They can eat, sleep and breed in mid-air, fly an average of 500 miles every day and weigh around the same as a Cadbury’s Creme Egg - swifts really are the superheroes of the bird world!
Now a new project to find out where they forage in Northern Ireland has taken flight, thanks to a partnership between RSPB Northern Ireland, the British Trust for Ornithology (BTO) and the Northern Ireland Swift Group. In a first for conservation science in Northern Ireland, dozens of swifts will be fitted with tiny GPS ‘backpacks’ in a bid to shed light on key feeding areas.
Every year, swifts return to breeding sites within the UK and Ireland from their African wintering grounds. They are acrobatic masters, swooping high through the sky with their distinctive scythe-shaped wings.
Swifts nest in the cracks and crevices of buildings, high up in the eaves. They pair for life, meeting up each spring at the same nest site which is ‘renovated’ and reused year after year. Unfortunately, as old buildings are fixed up or demolished, these sites are often lost and it can be difficult for a displaced pair to find a new site in time to lay eggs and raise a brood before heading back to warmer climes in August.
The UK swift population has declined dramatically in recent years and, as a result, the species has been placed on the Amber List of birds of conservation concern.
In recent years RSPB NI has been surveying swifts, primarily in south Belfast, to identify the areas they favour. Using this information, we’ve been working with communities and industry to try and protect nest sites. For example, new houses in The Village area have been constructed with ‘swift bricks’ built into the design – these special bricks contain nesting chambers that the birds can use.
However, because swifts may feed many miles away from where they nest, it’s vital that these feeding sites are protected too.

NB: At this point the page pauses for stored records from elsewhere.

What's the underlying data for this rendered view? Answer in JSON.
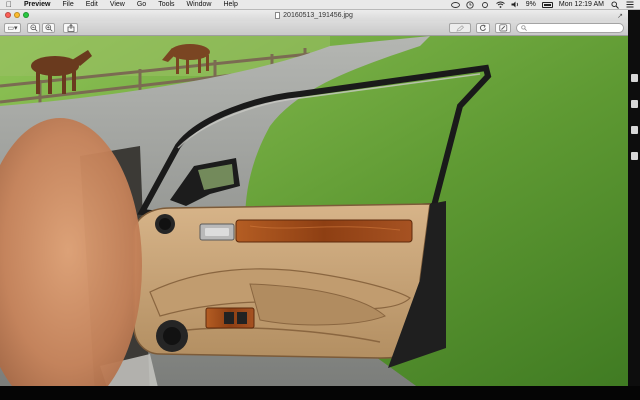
{
  "menubar": {
    "apple_icon": "apple-icon",
    "app_name": "Preview",
    "menus": [
      "File",
      "Edit",
      "View",
      "Go",
      "Tools",
      "Window",
      "Help"
    ],
    "clock": "Mon 12:19 AM",
    "battery_percent": "9%",
    "battery_level": 0.09,
    "status_icons": [
      "creative-cloud-icon",
      "time-machine-icon",
      "sync-icon",
      "wifi-icon",
      "volume-icon",
      "battery-icon",
      "search-icon",
      "list-icon"
    ]
  },
  "window": {
    "title": "20160513_191456.jpg",
    "toolbar": {
      "sidebar_button_icon": "sidebar-icon",
      "zoom_out_icon": "zoom-out-icon",
      "zoom_in_icon": "zoom-in-icon",
      "share_icon": "share-icon",
      "rotate_icon": "rotate-icon",
      "markup_icon": "pen-icon",
      "search_placeholder": ""
    }
  },
  "colors": {
    "menubar_bg": "#e9e9e9",
    "grass": "#6f9a3e",
    "door_leather": "#c8a57b",
    "wood_trim": "#9b4b1c"
  }
}
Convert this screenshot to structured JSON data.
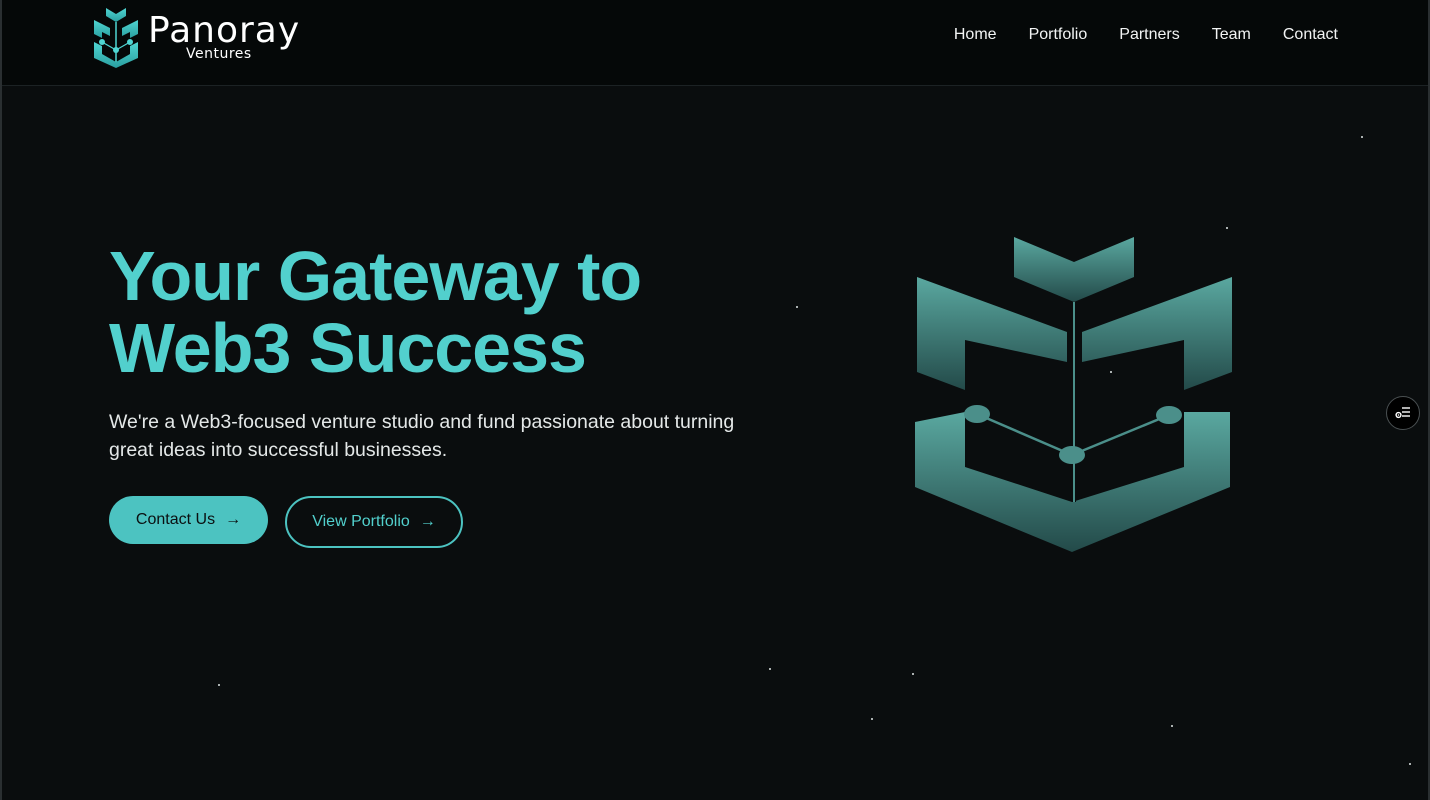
{
  "brand": {
    "name": "Panoray",
    "subtitle": "Ventures",
    "accent_color": "#4cc3c1"
  },
  "nav": {
    "items": [
      {
        "label": "Home"
      },
      {
        "label": "Portfolio"
      },
      {
        "label": "Partners"
      },
      {
        "label": "Team"
      },
      {
        "label": "Contact"
      }
    ]
  },
  "hero": {
    "title_line1": "Your Gateway to",
    "title_line2": "Web3 Success",
    "description_line1": "We're a Web3-focused venture studio and fund passionate about turning",
    "description_line2": "great ideas into successful businesses.",
    "primary_button": {
      "label": "Contact Us",
      "icon": "arrow-right-icon"
    },
    "secondary_button": {
      "label": "View Portfolio",
      "icon": "arrow-right-icon"
    }
  },
  "emblem": {
    "icon": "panoray-emblem-icon"
  },
  "side_widget": {
    "icon": "settings-list-icon"
  }
}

Today (30 June) experts will be safely capturing a number of swifts, some of which were previously tagged as part of a BTO and NI Swift Group migration study, and fitting them with miniature tracking devices, which weigh less than one gram.
Being used for the first time in Ireland, and building on work carried out by the BTO over the previous two summers, these will record the locations of the swifts at approximately hourly intervals with an accuracy of just a few metres, revealing the feeding behaviour of nesting swifts in unprecedented detail.
We hope to learn where nesting birds from specific colonies forage when they leave the nest, including differences in behaviour between swifts nesting in highly urban and more rurally-located colonies. After recovering tags the team at RSPB NI will be able to see, on screen, where the tagged birds spent each hour of the last few days – offering a unique insight into their behaviour. It is hoped that this joint initiative will run over several years and that the data collected will be invaluable in protecting one of the most special and threatened migratory species to its home here.